━━━━━ DATA SHOWN ━━━━━
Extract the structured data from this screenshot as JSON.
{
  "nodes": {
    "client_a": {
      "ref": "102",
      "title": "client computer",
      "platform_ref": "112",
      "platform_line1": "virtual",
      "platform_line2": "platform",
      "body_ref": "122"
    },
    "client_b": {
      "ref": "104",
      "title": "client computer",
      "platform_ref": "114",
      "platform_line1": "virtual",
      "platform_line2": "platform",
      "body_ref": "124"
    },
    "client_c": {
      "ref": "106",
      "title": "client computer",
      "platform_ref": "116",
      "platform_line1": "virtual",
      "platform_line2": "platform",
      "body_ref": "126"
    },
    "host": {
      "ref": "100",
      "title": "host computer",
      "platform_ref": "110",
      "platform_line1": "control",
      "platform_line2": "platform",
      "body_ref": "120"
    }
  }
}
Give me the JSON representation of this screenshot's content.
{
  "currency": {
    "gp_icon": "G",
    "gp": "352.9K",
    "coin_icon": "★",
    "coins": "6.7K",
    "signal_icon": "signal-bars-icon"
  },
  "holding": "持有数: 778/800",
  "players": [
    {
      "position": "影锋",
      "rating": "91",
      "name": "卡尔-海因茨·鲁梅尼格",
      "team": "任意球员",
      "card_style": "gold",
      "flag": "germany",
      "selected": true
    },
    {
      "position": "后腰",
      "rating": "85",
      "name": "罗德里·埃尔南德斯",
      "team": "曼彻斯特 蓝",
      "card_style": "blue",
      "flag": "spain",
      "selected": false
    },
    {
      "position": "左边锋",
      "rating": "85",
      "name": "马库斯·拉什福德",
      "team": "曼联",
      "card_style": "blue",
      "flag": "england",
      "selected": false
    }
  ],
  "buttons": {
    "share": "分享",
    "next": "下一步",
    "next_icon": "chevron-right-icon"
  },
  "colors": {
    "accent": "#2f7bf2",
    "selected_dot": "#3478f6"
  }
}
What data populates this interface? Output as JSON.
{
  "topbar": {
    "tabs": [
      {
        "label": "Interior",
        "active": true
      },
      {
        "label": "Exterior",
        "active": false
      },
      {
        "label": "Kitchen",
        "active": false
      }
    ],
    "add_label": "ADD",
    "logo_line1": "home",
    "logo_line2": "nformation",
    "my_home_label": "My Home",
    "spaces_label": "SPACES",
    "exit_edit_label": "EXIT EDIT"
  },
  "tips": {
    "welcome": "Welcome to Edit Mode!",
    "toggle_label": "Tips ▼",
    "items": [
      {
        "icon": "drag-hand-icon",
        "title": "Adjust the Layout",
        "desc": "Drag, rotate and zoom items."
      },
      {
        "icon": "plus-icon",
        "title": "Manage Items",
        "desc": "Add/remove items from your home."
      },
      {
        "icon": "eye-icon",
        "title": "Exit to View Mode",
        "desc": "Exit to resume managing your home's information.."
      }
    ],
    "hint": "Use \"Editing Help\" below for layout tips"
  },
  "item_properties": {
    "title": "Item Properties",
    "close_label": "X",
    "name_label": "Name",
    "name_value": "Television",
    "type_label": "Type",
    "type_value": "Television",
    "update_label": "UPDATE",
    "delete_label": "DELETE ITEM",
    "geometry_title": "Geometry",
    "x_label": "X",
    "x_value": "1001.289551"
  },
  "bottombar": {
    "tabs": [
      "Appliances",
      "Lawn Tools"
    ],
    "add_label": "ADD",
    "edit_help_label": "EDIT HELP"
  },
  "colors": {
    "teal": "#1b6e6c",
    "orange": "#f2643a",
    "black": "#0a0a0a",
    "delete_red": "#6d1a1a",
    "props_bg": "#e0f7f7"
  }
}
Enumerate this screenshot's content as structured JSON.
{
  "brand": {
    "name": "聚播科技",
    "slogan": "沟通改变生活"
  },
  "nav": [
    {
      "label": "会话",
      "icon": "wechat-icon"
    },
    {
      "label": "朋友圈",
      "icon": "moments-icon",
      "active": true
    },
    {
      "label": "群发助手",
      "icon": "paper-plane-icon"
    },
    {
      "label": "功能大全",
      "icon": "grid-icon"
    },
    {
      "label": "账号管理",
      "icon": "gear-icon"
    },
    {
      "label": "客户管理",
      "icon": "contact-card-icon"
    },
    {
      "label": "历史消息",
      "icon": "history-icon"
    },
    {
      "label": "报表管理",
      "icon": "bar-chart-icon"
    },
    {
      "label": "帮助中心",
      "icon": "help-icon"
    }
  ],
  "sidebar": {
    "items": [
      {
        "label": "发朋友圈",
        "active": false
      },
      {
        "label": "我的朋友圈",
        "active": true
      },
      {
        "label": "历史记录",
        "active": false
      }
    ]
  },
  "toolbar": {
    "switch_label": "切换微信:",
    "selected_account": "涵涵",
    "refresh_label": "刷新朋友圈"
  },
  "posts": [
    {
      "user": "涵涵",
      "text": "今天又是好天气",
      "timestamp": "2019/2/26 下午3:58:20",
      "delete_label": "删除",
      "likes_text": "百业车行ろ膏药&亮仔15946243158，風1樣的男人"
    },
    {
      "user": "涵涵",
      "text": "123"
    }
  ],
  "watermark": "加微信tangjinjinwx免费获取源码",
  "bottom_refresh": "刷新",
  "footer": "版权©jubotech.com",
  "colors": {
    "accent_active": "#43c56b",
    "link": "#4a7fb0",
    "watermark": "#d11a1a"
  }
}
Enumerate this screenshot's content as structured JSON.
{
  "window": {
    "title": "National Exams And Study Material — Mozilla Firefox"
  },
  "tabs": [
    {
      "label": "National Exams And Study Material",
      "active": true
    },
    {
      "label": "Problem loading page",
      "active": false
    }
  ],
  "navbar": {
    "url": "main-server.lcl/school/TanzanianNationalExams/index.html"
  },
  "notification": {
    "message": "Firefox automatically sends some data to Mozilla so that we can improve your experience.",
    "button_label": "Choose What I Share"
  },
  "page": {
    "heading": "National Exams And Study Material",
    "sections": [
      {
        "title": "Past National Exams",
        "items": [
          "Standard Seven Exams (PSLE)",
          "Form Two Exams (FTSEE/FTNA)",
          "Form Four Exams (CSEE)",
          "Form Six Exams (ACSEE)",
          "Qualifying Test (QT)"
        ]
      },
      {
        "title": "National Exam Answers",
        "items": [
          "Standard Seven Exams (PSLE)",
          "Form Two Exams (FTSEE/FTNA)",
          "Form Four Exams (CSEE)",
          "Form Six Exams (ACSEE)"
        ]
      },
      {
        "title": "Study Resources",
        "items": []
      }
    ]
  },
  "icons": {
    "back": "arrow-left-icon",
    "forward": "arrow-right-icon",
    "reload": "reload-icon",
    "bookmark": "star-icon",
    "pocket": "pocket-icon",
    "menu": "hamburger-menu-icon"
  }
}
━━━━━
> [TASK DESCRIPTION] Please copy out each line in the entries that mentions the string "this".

> [ANSWER TO THE EXERCISE]
Extract the structured data from this screenshot as JSON.
Give me the JSON representation of this screenshot's content.
What data populates this interface? Output as JSON.
Enumerate this screenshot's content as structured JSON.
Enumerate this screenshot's content as structured JSON.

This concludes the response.